OS grid reference - SW 705 268
The pleasant and tranquil south Cornish village of Gweek, known in Cornish as Gwig, meaning forest village, is situated on the Helford River, around 3 miles to the east of Helston and has been a thriving port since Roman times.
The village, which is of ancient origins, derives its unusual name from the Latin word Vicus, confirming a Roman presence in the area. It is thought that a port existed here as long ago as 450 BC when tin was traded with the Phoencians.
In Medieval times Gweek became the busiest harbour in the area since Helston ceased to be a viable owing to the build up of Loe Bar. As early as 1201, Gweek was important enough to possess a merchant guild as well as acquiring burgess privileges.

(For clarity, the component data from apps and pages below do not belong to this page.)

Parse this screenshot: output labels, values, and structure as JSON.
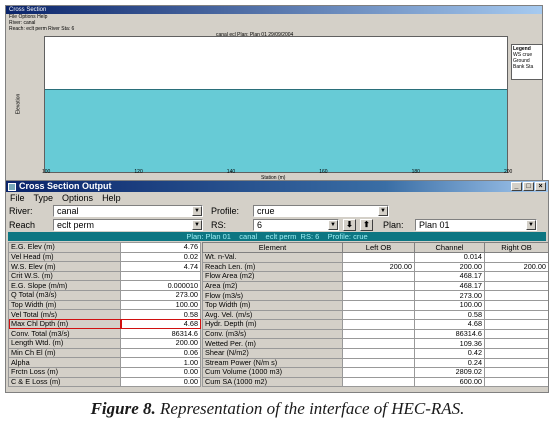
{
  "bg_window": {
    "title": "Cross Section",
    "menu_mini": "File   Options   Help",
    "river_mini": "River:  canal",
    "reach_mini": "Reach:  eclt perm        River Sta:  6",
    "plot_title": "canal ecl     Plan: Plan 01    29/09/2004",
    "legend_title": "Legend",
    "legend_items": [
      "WS crue",
      "Ground",
      "Bank Sta"
    ],
    "ylabel": "Elevation",
    "xlabel": "Station (m)",
    "xticks": [
      "100",
      "120",
      "140",
      "160",
      "180",
      "200"
    ]
  },
  "window": {
    "title": "Cross Section Output",
    "buttons": [
      "_",
      "□",
      "×"
    ]
  },
  "menu": [
    "File",
    "Type",
    "Options",
    "Help"
  ],
  "controls": {
    "river_label": "River:",
    "river_value": "canal",
    "profile_label": "Profile:",
    "profile_value": "crue",
    "reach_label": "Reach",
    "reach_value": "eclt perm",
    "rs_label": "RS:",
    "rs_value": "6",
    "plan_label": "Plan:",
    "plan_value": "Plan 01"
  },
  "plan_bar": "Plan: Plan 01    canal    eclt perm  RS: 6    Profile: crue",
  "left_table": [
    {
      "label": "E.G. Elev (m)",
      "value": "4.76"
    },
    {
      "label": "Vel Head (m)",
      "value": "0.02"
    },
    {
      "label": "W.S. Elev (m)",
      "value": "4.74"
    },
    {
      "label": "Crit W.S. (m)",
      "value": ""
    },
    {
      "label": "E.G. Slope (m/m)",
      "value": "0.000010"
    },
    {
      "label": "Q Total (m3/s)",
      "value": "273.00"
    },
    {
      "label": "Top Width (m)",
      "value": "100.00"
    },
    {
      "label": "Vel Total (m/s)",
      "value": "0.58"
    },
    {
      "label": "Max Chl Dpth (m)",
      "value": "4.68"
    },
    {
      "label": "Conv. Total (m3/s)",
      "value": "86314.6"
    },
    {
      "label": "Length Wtd. (m)",
      "value": "200.00"
    },
    {
      "label": "Min Ch El (m)",
      "value": "0.06"
    },
    {
      "label": "Alpha",
      "value": "1.00"
    },
    {
      "label": "Frctn Loss (m)",
      "value": "0.00"
    },
    {
      "label": "C & E Loss (m)",
      "value": "0.00"
    }
  ],
  "right_headers": [
    "Element",
    "Left OB",
    "Channel",
    "Right OB"
  ],
  "right_table": [
    [
      "Wt. n-Val.",
      "",
      "0.014",
      ""
    ],
    [
      "Reach Len. (m)",
      "200.00",
      "200.00",
      "200.00"
    ],
    [
      "Flow Area (m2)",
      "",
      "468.17",
      ""
    ],
    [
      "Area (m2)",
      "",
      "468.17",
      ""
    ],
    [
      "Flow (m3/s)",
      "",
      "273.00",
      ""
    ],
    [
      "Top Width (m)",
      "",
      "100.00",
      ""
    ],
    [
      "Avg. Vel. (m/s)",
      "",
      "0.58",
      ""
    ],
    [
      "Hydr. Depth (m)",
      "",
      "4.68",
      ""
    ],
    [
      "Conv. (m3/s)",
      "",
      "86314.6",
      ""
    ],
    [
      "Wetted Per. (m)",
      "",
      "109.36",
      ""
    ],
    [
      "Shear (N/m2)",
      "",
      "0.42",
      ""
    ],
    [
      "Stream Power (N/m s)",
      "",
      "0.24",
      ""
    ],
    [
      "Cum Volume (1000 m3)",
      "",
      "2809.02",
      ""
    ],
    [
      "Cum SA (1000 m2)",
      "",
      "600.00",
      ""
    ]
  ],
  "caption_bold": "Figure 8.",
  "caption_text": " Representation of the interface of HEC-RAS."
}
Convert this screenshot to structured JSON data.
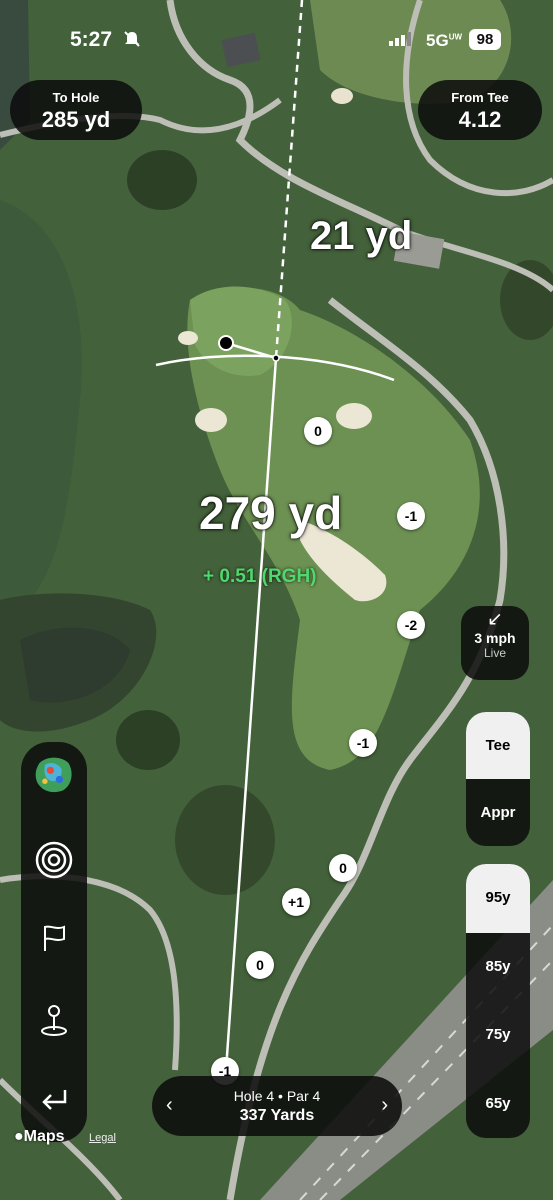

Gweek has a pub, the Black Swan, which offers a home cooked menu and a combined shop and post office.
Country lanes lead out from the village to pleasant Boskenwyn Downs and open on to a straight road which was probably first constructed in the Roman era to transport tin. Since early times the valleys in this area have been streamed for tin, ancient tin moulds may still be observed in the quay walls.
The National Seal Sanctuary, situated on the Helford estuary, was founded in 1958 and cares for injured and orphan seal pups. The sanctuary is the largest of its kind in Europe. Its objectives have been expanded since opening and it now offers care for all marine animals.